# Description of the task
Which lines below contain "small"? Copy every one of them.

(Web page and app entries)
══════════

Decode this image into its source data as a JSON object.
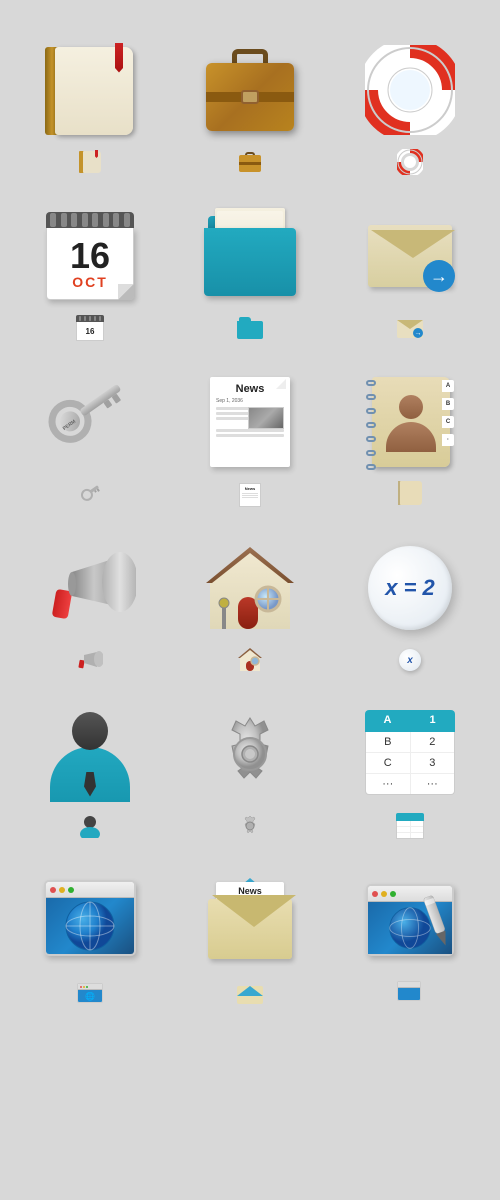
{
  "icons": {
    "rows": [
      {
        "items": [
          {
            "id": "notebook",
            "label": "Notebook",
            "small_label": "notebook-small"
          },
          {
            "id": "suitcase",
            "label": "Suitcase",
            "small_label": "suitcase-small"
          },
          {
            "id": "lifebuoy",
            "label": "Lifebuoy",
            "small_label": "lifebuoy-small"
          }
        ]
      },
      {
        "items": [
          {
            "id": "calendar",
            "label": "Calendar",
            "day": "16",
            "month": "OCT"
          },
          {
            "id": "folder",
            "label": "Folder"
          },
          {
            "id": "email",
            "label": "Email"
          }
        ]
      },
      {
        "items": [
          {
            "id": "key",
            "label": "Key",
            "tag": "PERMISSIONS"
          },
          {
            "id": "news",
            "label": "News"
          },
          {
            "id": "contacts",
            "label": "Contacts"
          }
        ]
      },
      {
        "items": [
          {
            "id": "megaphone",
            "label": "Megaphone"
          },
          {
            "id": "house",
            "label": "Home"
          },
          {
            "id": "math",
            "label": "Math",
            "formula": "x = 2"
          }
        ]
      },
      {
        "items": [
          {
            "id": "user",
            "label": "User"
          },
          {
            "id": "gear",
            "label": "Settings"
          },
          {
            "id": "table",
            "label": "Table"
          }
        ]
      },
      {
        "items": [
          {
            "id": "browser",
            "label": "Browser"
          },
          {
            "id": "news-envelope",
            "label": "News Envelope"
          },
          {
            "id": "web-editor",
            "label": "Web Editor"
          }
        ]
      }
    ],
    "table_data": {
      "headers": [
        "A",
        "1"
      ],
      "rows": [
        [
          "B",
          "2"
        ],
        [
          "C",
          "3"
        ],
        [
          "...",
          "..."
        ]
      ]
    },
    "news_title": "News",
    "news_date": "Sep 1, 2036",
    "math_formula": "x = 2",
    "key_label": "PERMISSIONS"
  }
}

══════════

# Solved exercise
            "small_label": "notebook-small"
            "small_label": "suitcase-small"
            "small_label": "lifebuoy-small"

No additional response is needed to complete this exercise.